* Exercise details
Sort through the data and copy the lines holding the word "this".

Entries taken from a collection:
= Beginning of Section =

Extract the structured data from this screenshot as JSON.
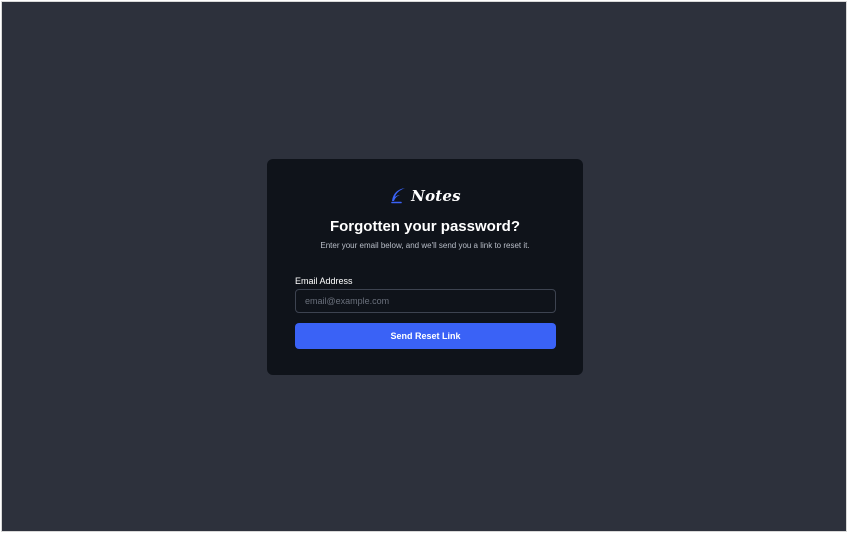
{
  "brand": {
    "name": "Notes",
    "icon": "feather-icon",
    "accent_color": "#3a62f6"
  },
  "reset_form": {
    "title": "Forgotten your password?",
    "subtitle": "Enter your email below, and we'll send you a link to reset it.",
    "email_label": "Email Address",
    "email_placeholder": "email@example.com",
    "email_value": "",
    "submit_label": "Send Reset Link"
  },
  "colors": {
    "page_background": "#2d313c",
    "card_background": "#0f131a",
    "button_background": "#3a62f6"
  }
}
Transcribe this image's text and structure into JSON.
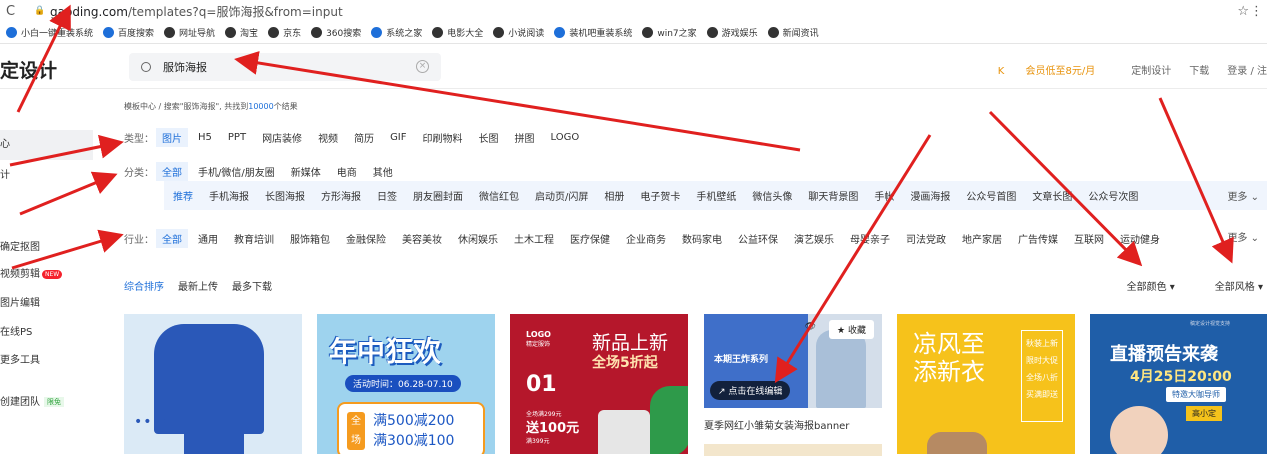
{
  "browser": {
    "url_host": "gaoding.com",
    "url_path": "/templates?q=服饰海报&from=input"
  },
  "bookmarks": [
    {
      "label": "小白一键重装系统",
      "icon": "gear-icon"
    },
    {
      "label": "百度搜索",
      "icon": "paw-icon"
    },
    {
      "label": "网址导航",
      "icon": "globe-icon"
    },
    {
      "label": "淘宝",
      "icon": "globe-icon"
    },
    {
      "label": "京东",
      "icon": "globe-icon"
    },
    {
      "label": "360搜索",
      "icon": "globe-icon"
    },
    {
      "label": "系统之家",
      "icon": "gear-icon"
    },
    {
      "label": "电影大全",
      "icon": "globe-icon"
    },
    {
      "label": "小说阅读",
      "icon": "globe-icon"
    },
    {
      "label": "装机吧重装系统",
      "icon": "computer-icon"
    },
    {
      "label": "win7之家",
      "icon": "globe-icon"
    },
    {
      "label": "游戏娱乐",
      "icon": "globe-icon"
    },
    {
      "label": "新闻资讯",
      "icon": "globe-icon"
    }
  ],
  "header": {
    "logo": "定设计",
    "search_value": "服饰海报",
    "vip": "会员低至8元/月",
    "custom_design": "定制设计",
    "download": "下载",
    "login": "登录 / 注"
  },
  "sidebar": {
    "items": [
      {
        "label": "心"
      },
      {
        "label": "计"
      },
      {
        "label": "确定抠图"
      },
      {
        "label": "视频剪辑",
        "badge": "NEW"
      },
      {
        "label": "图片编辑"
      },
      {
        "label": "在线PS"
      },
      {
        "label": "更多工具"
      },
      {
        "label": "创建团队",
        "badge": "限免"
      }
    ]
  },
  "breadcrumb": {
    "prefix": "模板中心 / 搜索\"服饰海报\", 共找到",
    "count": "10000",
    "suffix": "个结果"
  },
  "filters": {
    "type_label": "类型：",
    "types": [
      "图片",
      "H5",
      "PPT",
      "网店装修",
      "视频",
      "简历",
      "GIF",
      "印刷物料",
      "长图",
      "拼图",
      "LOGO"
    ],
    "category_label": "分类：",
    "categories": [
      "全部",
      "手机/微信/朋友圈",
      "新媒体",
      "电商",
      "其他"
    ],
    "subcategories": [
      "推荐",
      "手机海报",
      "长图海报",
      "方形海报",
      "日签",
      "朋友圈封面",
      "微信红包",
      "启动页/闪屏",
      "相册",
      "电子贺卡",
      "手机壁纸",
      "微信头像",
      "聊天背景图",
      "手帐",
      "漫画海报",
      "公众号首图",
      "文章长图",
      "公众号次图"
    ],
    "industry_label": "行业：",
    "industries": [
      "全部",
      "通用",
      "教育培训",
      "服饰箱包",
      "金融保险",
      "美容美妆",
      "休闲娱乐",
      "土木工程",
      "医疗保健",
      "企业商务",
      "数码家电",
      "公益环保",
      "演艺娱乐",
      "母婴亲子",
      "司法党政",
      "地产家居",
      "广告传媒",
      "互联网",
      "运动健身"
    ],
    "more": "更多"
  },
  "sort": {
    "options": [
      "综合排序",
      "最新上传",
      "最多下载"
    ],
    "color": "全部颜色",
    "style": "全部风格"
  },
  "cards": {
    "c2": {
      "title": "年中狂欢",
      "date": "活动时间：06.28-07.10",
      "quan": "全场",
      "line1": "满500减200",
      "line2": "满300减100"
    },
    "c3": {
      "logo": "LOGO",
      "logo_sub": "精定服饰",
      "h1": "新品上新",
      "h2": "全场5折起",
      "num": "01",
      "s1": "全场满299元",
      "s2": "送100元",
      "s3": "满399元"
    },
    "c4": {
      "title": "夏季网红小雏菊女装海报banner",
      "fav": "收藏",
      "edit": "点击在线编辑",
      "banner": "本期王炸系列"
    },
    "c5": {
      "k1": "凉风至",
      "k2": "添新衣",
      "tag": [
        "秋装上新",
        "限时大促",
        "全场八折",
        "买满即送"
      ]
    },
    "c6": {
      "small": "稿定设计视觉支持",
      "hd": "直播预告来袭",
      "dt": "4月25日20:00",
      "pill": "特邀大咖导师",
      "pill2": "高小定"
    }
  },
  "colors": {
    "accent": "#1e6fd9",
    "annotation": "#e0201f"
  }
}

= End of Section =

* Worked solution
Extract the structured data from this screenshot as JSON.
Transcribe this image's text and structure into JSON.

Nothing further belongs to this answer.